Coromandel - Kauri Groves & The Waterworks
After two days in the area around Thames we made the drive to the Whitianga on other side of the peninsula. On the way we stopped at various places to visit natural and man made wonders.
The drive itself is just super scenic. It leads along the coast most of the way and offers wonderful view onto the ocean and of the tiny towns located there. The road is in many places lined by Pohutukawa Trees, which unfortunaltely weren't blooming while we visited, but it must be even more beautiful if they do.
Sideroads lead into the inner regions of the peninsual where there's dense new zealand bush, including some of the majestic Kauris. We went to see the "Square Kauri" and the walked the "Waiau Falls and Kauri Grove Lookout Walk" to get an impression of these ancient Trees.
We went by the "Waiau Falls and Kauri Grove Lookout Walk" to see a real Kauri Grove, one of the very few that still exist in the Coromandel Region. There were already a few cars parked when we got there, and a travel group just emerged a bus when we got out of the car. Obviously this one of the spots where everybody has to visit at some point.
Before the start of the trail was yet another Kauri cleaning station to make sure that people are aware of Kauri Dieback and that they should take extra good care to clean their equipment so as not to endanger the remaining trees here.
The walk itself is really short and mostly on wooden plankways, which is also supposed to help stop the spreading of Kauri Dieback. On the walk there is the Kauri Grove which contains a bigger stand of about seven or eight mature Kauri trees, and then a smaller one with the "Siamese Kauri" and two more. Those giants might be gone in just few years time unless Kauri Dieback can be stopped, so we took some extra time to enjoy the privilege of being here.
Further down the road we took another detour to also visit the Square Kauri Tree. On the way we came by "Waterworks" - a theme park showcasing funky sculptures that move or are interactive due to waterpower. It looked pretty interesting, so we gave it a shot and what a fun it was!

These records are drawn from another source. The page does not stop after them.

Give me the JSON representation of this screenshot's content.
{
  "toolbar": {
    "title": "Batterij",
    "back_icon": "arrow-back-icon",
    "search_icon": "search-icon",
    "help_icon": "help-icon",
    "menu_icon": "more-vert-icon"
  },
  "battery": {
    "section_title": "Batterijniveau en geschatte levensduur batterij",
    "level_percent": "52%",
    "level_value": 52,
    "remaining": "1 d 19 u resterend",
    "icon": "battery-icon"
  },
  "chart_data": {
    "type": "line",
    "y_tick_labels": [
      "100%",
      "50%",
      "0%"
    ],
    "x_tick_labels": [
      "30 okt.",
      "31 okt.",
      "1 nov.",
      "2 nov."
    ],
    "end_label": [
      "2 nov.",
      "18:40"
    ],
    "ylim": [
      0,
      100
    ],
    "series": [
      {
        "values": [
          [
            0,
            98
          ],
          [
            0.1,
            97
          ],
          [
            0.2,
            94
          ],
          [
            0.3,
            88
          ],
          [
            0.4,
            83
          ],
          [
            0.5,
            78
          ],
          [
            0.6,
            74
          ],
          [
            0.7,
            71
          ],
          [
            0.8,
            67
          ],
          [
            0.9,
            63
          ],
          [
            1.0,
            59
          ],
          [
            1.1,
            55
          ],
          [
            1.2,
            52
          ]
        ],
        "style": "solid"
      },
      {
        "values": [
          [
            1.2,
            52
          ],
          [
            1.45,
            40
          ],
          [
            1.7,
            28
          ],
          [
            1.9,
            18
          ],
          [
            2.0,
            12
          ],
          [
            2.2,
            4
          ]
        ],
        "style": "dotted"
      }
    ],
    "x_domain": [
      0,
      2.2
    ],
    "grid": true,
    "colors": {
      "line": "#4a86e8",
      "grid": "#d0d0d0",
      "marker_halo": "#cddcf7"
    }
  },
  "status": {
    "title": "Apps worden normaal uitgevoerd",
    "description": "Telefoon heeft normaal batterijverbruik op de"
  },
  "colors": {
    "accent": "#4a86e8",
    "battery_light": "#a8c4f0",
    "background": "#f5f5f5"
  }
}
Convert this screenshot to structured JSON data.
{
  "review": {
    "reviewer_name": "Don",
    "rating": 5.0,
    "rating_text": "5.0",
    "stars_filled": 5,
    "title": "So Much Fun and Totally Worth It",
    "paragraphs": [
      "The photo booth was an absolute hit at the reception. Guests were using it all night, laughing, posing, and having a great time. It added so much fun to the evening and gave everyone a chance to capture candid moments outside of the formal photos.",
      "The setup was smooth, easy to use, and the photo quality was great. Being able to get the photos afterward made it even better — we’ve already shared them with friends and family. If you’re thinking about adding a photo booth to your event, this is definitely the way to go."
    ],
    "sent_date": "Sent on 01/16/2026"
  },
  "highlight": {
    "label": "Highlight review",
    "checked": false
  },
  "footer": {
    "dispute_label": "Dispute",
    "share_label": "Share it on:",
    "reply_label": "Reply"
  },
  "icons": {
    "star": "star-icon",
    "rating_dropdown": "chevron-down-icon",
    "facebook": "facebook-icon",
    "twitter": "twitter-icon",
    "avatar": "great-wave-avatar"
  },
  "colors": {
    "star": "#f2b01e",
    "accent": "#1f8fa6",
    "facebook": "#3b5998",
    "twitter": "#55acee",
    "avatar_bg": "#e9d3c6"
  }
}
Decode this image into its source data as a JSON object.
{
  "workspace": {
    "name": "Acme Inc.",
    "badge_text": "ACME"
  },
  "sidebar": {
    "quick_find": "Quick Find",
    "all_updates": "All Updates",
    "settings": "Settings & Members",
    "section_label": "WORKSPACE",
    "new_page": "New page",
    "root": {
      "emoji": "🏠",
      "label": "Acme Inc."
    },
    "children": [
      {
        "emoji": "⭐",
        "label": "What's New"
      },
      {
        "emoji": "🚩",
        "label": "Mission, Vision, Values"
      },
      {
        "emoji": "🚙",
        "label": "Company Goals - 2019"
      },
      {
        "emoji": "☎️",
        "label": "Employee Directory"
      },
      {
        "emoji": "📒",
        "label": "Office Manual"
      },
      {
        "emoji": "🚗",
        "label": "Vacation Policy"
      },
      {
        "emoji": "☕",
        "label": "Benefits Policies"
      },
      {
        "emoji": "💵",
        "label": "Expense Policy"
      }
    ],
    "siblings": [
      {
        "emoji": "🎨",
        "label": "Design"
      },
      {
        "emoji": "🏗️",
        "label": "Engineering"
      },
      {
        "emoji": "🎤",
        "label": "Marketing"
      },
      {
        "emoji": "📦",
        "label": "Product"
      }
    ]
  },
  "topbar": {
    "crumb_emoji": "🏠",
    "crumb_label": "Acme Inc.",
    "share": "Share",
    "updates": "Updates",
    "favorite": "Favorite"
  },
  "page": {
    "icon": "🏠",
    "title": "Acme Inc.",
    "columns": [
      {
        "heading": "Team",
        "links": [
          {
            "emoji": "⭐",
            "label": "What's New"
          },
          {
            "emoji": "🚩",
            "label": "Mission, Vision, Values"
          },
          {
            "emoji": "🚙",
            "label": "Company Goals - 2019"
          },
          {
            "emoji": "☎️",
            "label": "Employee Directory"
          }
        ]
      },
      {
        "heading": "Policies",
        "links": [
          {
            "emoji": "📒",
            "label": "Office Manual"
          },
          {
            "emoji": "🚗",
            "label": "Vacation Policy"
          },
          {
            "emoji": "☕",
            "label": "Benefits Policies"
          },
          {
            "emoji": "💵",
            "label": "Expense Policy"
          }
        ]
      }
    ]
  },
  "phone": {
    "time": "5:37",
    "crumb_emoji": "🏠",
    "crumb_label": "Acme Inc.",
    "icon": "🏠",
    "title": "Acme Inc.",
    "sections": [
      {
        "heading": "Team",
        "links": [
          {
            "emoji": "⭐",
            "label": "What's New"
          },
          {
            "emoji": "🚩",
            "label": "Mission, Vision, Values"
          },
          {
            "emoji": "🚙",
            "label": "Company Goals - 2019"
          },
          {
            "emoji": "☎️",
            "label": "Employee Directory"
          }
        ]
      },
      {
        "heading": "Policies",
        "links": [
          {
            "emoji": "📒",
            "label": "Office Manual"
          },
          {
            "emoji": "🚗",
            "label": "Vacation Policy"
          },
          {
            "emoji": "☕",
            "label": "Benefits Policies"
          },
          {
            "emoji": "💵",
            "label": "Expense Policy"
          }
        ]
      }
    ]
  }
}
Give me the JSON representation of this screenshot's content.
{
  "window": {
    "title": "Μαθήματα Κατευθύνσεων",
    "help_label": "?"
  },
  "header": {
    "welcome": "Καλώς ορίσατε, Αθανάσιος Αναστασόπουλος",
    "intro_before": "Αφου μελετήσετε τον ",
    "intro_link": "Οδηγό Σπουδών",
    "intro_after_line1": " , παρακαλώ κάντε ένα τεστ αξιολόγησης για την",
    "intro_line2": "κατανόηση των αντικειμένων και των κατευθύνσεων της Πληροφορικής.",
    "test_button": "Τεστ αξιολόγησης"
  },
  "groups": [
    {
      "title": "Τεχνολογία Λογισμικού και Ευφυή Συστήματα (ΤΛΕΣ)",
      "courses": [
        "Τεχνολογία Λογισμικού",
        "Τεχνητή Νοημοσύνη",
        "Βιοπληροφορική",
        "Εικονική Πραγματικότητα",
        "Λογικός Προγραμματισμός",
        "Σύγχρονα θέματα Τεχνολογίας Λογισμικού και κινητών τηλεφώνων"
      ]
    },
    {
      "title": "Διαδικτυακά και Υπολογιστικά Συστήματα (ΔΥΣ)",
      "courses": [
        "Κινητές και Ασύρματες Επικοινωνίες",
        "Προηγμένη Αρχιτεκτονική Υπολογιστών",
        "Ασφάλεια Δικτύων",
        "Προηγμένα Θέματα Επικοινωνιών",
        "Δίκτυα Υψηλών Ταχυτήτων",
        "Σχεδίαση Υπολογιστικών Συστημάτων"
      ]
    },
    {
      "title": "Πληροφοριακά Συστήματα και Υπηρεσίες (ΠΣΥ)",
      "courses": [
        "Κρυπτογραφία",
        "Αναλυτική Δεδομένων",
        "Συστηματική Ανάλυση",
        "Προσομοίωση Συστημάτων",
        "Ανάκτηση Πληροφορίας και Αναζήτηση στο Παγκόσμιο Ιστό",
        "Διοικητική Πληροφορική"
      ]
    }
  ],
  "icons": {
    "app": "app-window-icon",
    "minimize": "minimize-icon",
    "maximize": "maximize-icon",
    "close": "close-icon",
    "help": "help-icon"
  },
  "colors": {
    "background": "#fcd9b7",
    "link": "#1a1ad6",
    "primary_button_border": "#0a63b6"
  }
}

The sculptures are mostly built from old, discarded kitchen equipment, furniture, clothes and other things. All interactive elments run on waterpower, so the park is not only very special but also pretty sustainable. A nice combination and great to see that things like that can in fact work out pretty well. All the old junk and scrap metal on display remindes us a little bit of Muklukland in Tok, Alaska, where we had visited a few years back.
We especially enjoyed the interactive elements and the huge playground area. The playground area had all sorts of home build playground equipment, among those some very special ones like the Flying Bikes or a super fast Flying Fox for Adults only. Can't remember when we last had this much fun around a playground.
So we really thought it was great fun, and if you're ever in the area we'd absolutely recommend it.
More info can be found on their website:
This post is a result of our experiences in the Coromandel Region. We were not asked to or payed for writing this post.